The New York Art Gallery: Collectors and Dealers

By: Travia Bell

Some New York art galleries are owned and operated by the collectors and dealers themselves, who exhibit and promote the sell of ethnic and contemporary art of various artists they have encountered, while traveling to different countries.

Often, New York art galleries act as a runway for foreign artists’ careers. Usually, there is a mutual relationship between the artist and the dealer, who acts as a bridge for the artist here, in the United States. Galleries are owned and operated by the collectors and dealers themselves, who exhibit and promote the sell of ethnic and contemporary art from various artists around the world.

Mr. David Stiffler, Owner of Ethnix Tribal Art Gallery, in Soho, NY, is an anthropologist, who has been collecting and dealing art for more than 20 years. He started out selling ethnic art illegally on the crowded streets of New York City until opening his own gallery 16 years ago. He has been to various countries across the globe, studying different cultures, traditions, and music.

Currently, in his gallery, Mr. Stiffler is showing a collection of molas made by the Kuna women of Panama.

The Kuna women are the indigenous people of Panama; the largest populations of the Kuna live on the San Blas Islands of panama also known as Kuna-land or Kuna-mountain.  “Mostly they are isolated and the Kuna Indians live on islands, the farms are on the mainland” (Stiffler).

The life of the Kuna economy is based on agriculture and fishing.  The sale of a few exported goods, migrant labor, and the sale of molas provide other sources of income. “It gives pocket money to the women, it gives that little cash that is needed” (Stiffler).

Most imported goods arrive from Colombia. “Once a month or once every two weeks, you’ll find boats from Colombia coming through and stopping at the island, selling women underwear or bras or whatever they need, make-up, toothpaste and medicine, so that they need money” (Stiffler).

Preserving the culture of the Kuna women is the significance of the mola. In the Kuna language, mola means, “blouse”.

The Kuna women are inspired by modern day and traditional resources around them to create ideas for their molas. Patterns of animals, people, landscapes and objects are sewn throughout. “There is always a variation. Unless you buy a mola that has just been made, all the molas are worn” (Stiffler).

With a collection of colorful threads and panels, the mola is an intricate piece of art. “There’s two panels, one in the front and one in the back and there always the same design.
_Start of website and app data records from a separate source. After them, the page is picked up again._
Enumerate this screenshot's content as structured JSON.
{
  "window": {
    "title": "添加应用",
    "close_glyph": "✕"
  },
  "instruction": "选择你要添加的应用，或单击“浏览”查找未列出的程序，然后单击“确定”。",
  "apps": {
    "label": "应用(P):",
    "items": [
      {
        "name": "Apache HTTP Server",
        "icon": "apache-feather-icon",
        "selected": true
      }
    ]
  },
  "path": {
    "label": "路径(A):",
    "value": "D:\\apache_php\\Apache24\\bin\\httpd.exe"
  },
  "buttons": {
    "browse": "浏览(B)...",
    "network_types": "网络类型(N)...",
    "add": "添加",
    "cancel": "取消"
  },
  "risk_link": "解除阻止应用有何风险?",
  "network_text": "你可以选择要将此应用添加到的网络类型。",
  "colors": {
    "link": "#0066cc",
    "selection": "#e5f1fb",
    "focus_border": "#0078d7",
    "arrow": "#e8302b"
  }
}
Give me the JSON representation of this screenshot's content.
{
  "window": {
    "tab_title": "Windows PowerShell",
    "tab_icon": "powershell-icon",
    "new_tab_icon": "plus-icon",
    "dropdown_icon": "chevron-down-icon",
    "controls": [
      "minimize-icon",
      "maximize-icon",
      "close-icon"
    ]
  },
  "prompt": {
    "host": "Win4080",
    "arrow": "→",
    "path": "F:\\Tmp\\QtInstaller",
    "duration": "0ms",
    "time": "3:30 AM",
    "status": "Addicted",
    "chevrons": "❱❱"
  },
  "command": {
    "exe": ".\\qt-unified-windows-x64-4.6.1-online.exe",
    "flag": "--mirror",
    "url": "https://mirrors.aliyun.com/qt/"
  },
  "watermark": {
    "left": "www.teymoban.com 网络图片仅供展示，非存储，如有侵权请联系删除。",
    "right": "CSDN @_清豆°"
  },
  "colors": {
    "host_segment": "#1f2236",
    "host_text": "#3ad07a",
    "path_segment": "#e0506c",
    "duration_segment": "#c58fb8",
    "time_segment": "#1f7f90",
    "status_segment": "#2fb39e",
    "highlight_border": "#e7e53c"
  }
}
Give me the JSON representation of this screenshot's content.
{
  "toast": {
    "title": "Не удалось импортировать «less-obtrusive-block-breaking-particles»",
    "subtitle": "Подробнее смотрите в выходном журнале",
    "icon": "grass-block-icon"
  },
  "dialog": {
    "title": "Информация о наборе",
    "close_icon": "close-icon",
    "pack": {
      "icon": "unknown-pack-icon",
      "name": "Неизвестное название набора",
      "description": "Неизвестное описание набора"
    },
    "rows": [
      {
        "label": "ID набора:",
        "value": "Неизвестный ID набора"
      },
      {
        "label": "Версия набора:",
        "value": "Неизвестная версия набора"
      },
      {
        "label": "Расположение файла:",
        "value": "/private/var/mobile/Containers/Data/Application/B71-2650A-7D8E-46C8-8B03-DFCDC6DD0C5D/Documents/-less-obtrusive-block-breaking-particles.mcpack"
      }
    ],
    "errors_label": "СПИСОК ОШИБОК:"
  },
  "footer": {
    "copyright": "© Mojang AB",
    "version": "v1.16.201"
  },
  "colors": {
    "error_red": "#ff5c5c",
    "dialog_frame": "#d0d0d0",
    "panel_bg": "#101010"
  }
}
They will trace the design on the fabric before they start cutting and sewing. And the front and the back are almost identical” (Stiffler).

The significance of Ethnix Gallery is the belief that knowledge of a certain ethnic group, through their way of life leads to a greater awareness and public affection for their existence.

The next gallery is of contemporary fine art. The director of Contemporary African Art Gallery, Bill Karg has been in business for over 20 years.

Mr. Karg sells to a number of consumers such as, museums, individuals, and corporations, who wish to expand their own collection or knowledge of contemporary fine art.

The gallery is located inside of his beautiful multi-story brownstone home on the Upper Westside of Manhattan.

While given a tour of the Gallery space, the price tags on the beautiful acrylic paintings by Fode Comarad of Senegal, Africa caught my eye. Priced at several thousand dollars, his works: Ya Bone, Witnesses Passing in Turn, and Impression are exhibited and up for sale.

Mr. Karg and Mr. Stiffler have traveled and studied abroad, obtaining authority over the art they sell and the artist in which they represent.